**Extracted data**:
+ + + + +

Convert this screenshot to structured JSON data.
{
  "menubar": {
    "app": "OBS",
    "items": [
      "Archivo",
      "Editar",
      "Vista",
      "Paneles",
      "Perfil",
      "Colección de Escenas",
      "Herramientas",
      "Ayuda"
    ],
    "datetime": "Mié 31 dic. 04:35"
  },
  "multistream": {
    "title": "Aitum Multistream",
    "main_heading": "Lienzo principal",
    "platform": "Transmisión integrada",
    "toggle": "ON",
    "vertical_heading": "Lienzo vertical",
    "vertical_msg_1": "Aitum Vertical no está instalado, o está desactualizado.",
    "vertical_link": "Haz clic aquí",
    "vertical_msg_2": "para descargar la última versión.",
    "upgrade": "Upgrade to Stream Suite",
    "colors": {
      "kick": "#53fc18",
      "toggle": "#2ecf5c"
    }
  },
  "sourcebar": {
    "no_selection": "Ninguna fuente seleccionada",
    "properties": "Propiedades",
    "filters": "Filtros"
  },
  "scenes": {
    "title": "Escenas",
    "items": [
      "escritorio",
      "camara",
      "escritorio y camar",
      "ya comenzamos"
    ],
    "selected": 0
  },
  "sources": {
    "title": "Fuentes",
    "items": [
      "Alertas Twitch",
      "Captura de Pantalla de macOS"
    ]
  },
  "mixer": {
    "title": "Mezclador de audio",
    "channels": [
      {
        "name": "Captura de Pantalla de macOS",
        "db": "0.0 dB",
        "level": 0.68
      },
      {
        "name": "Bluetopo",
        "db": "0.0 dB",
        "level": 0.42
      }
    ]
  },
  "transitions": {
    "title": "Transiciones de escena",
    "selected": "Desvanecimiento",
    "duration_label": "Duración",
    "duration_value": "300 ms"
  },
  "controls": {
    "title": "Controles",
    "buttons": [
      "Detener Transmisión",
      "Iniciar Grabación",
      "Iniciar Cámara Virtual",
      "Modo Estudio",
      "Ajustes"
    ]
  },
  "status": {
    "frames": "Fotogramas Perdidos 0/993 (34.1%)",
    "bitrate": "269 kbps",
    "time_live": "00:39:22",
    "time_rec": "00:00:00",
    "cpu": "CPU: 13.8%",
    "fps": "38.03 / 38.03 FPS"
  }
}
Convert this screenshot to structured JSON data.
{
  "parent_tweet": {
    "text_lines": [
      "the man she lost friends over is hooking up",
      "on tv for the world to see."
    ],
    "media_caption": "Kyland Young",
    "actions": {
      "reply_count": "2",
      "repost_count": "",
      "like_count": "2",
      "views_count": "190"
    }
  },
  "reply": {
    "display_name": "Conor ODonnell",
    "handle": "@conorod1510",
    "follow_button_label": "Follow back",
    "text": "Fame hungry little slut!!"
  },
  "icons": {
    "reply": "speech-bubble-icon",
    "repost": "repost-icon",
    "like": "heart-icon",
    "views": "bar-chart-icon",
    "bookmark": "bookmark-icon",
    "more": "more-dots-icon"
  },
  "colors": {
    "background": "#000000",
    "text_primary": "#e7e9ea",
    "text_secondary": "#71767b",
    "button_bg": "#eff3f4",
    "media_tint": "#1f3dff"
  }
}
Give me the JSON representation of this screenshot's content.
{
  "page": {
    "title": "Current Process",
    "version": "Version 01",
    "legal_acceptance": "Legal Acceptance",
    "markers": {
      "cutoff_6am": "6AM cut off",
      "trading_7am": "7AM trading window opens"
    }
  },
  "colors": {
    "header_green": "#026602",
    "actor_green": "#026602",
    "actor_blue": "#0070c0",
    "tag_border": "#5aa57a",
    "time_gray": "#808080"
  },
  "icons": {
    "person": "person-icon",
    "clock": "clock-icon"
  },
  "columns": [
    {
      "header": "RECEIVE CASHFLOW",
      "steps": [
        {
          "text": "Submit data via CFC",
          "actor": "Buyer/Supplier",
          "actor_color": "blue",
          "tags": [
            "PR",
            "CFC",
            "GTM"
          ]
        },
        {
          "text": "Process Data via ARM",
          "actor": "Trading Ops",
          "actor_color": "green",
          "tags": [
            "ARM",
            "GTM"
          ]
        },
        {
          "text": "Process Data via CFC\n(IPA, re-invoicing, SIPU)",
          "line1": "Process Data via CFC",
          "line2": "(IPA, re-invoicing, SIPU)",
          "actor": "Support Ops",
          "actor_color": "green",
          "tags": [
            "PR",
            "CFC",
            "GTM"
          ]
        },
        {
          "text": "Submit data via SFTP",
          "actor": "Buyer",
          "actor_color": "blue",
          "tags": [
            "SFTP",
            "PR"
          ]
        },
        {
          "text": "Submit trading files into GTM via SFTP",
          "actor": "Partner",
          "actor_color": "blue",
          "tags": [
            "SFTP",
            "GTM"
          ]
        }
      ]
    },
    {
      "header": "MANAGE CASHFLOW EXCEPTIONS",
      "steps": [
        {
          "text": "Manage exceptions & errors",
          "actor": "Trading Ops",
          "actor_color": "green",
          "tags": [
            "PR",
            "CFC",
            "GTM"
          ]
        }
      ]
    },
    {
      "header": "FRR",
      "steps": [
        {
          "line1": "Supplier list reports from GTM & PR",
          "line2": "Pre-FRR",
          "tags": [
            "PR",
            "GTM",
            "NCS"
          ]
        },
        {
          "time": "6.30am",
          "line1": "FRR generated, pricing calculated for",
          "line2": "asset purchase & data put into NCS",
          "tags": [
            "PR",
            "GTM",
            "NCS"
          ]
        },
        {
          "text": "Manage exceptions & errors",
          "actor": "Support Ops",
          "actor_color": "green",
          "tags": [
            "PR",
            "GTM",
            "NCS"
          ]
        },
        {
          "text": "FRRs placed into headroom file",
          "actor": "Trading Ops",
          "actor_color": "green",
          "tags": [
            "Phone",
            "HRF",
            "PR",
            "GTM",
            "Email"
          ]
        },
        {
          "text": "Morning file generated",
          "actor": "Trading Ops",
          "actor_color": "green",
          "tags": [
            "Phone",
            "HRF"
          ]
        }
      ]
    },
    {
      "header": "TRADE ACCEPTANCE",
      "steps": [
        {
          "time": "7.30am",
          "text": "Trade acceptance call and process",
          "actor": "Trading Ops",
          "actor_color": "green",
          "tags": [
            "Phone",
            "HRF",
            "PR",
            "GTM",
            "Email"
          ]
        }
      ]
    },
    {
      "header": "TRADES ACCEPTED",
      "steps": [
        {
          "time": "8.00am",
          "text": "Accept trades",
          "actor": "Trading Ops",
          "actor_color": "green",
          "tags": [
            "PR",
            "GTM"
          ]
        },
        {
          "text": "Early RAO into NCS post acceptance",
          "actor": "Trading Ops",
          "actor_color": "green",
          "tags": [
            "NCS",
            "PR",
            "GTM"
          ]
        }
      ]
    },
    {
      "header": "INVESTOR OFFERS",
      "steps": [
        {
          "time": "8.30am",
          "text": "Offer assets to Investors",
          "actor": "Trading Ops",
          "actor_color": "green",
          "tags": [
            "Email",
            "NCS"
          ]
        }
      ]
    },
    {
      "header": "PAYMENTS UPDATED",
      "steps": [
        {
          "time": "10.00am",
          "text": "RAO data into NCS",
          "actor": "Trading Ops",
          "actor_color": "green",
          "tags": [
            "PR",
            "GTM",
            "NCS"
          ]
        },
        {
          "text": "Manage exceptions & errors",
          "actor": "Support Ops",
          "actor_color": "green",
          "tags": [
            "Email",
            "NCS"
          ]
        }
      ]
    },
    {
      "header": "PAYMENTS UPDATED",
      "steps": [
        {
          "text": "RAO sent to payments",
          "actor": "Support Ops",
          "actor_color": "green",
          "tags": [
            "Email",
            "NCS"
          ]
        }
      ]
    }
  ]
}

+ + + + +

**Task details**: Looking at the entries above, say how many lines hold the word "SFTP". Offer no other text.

**Written reply**: 4